- _Task item_:
Go through the data below and repeat it exactly, skipping each picture.
== Available records ==
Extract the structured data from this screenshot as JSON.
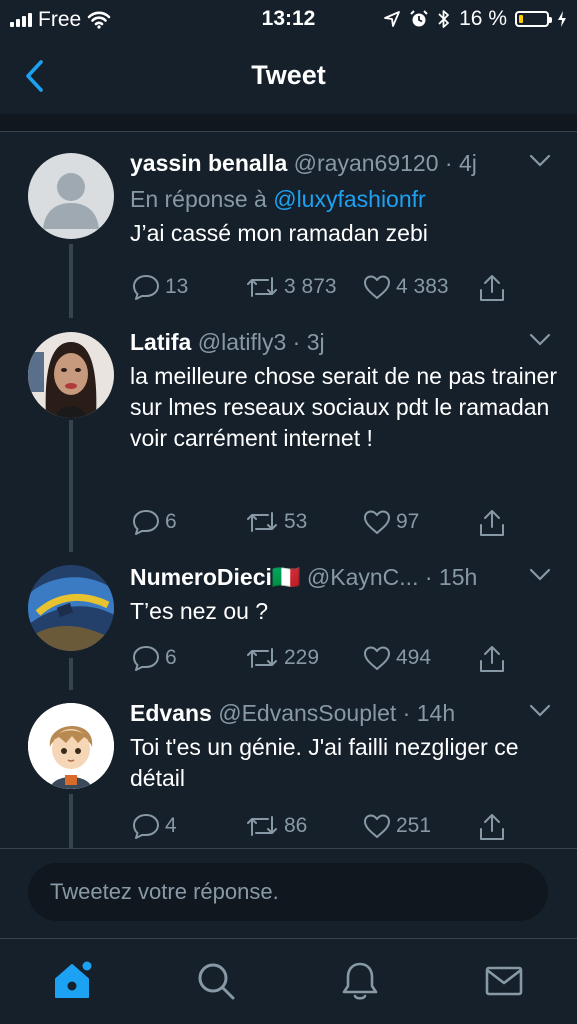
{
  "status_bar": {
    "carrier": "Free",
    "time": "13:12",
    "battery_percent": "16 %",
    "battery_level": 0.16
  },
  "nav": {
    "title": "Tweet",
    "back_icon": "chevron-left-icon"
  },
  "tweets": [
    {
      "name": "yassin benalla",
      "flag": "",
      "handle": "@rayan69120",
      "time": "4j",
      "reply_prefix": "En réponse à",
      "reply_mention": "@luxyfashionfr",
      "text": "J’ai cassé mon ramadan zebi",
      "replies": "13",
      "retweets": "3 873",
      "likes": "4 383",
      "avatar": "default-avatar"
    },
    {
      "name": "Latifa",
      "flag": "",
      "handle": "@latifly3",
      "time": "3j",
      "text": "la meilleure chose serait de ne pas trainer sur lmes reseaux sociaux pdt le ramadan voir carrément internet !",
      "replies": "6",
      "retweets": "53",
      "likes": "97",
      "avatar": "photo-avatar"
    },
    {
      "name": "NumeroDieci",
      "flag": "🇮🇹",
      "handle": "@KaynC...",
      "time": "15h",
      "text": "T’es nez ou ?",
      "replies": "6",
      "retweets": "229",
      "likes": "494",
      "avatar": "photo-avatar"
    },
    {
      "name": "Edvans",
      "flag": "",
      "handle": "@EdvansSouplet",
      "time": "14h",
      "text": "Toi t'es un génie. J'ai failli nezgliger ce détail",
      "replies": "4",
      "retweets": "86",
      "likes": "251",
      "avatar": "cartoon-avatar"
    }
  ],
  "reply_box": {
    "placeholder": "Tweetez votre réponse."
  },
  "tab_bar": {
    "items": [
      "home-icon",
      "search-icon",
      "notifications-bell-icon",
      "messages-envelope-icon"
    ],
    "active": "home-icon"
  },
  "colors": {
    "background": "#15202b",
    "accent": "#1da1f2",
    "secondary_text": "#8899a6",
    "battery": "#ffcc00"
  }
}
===
- _Your solution_:
Extract the structured data from this screenshot as JSON.
{
  "status_bar": {
    "carrier": "Free",
    "time": "13:12",
    "battery_percent": "16 %",
    "battery_level": 0.16
  },
  "nav": {
    "title": "Tweet",
    "back_icon": "chevron-left-icon"
  },
  "tweets": [
    {
      "name": "yassin benalla",
      "flag": "",
      "handle": "@rayan69120",
      "time": "4j",
      "reply_prefix": "En réponse à",
      "reply_mention": "@luxyfashionfr",
      "text": "J’ai cassé mon ramadan zebi",
      "replies": "13",
      "retweets": "3 873",
      "likes": "4 383",
      "avatar": "default-avatar"
    },
    {
      "name": "Latifa",
      "flag": "",
      "handle": "@latifly3",
      "time": "3j",
      "text": "la meilleure chose serait de ne pas trainer sur lmes reseaux sociaux pdt le ramadan voir carrément internet !",
      "replies": "6",
      "retweets": "53",
      "likes": "97",
      "avatar": "photo-avatar"
    },
    {
      "name": "NumeroDieci",
      "flag": "🇮🇹",
      "handle": "@KaynC...",
      "time": "15h",
      "text": "T’es nez ou ?",
      "replies": "6",
      "retweets": "229",
      "likes": "494",
      "avatar": "photo-avatar"
    },
    {
      "name": "Edvans",
      "flag": "",
      "handle": "@EdvansSouplet",
      "time": "14h",
      "text": "Toi t'es un génie. J'ai failli nezgliger ce détail",
      "replies": "4",
      "retweets": "86",
      "likes": "251",
      "avatar": "cartoon-avatar"
    }
  ],
  "reply_box": {
    "placeholder": "Tweetez votre réponse."
  },
  "tab_bar": {
    "items": [
      "home-icon",
      "search-icon",
      "notifications-bell-icon",
      "messages-envelope-icon"
    ],
    "active": "home-icon"
  },
  "colors": {
    "background": "#15202b",
    "accent": "#1da1f2",
    "secondary_text": "#8899a6",
    "battery": "#ffcc00"
  }
}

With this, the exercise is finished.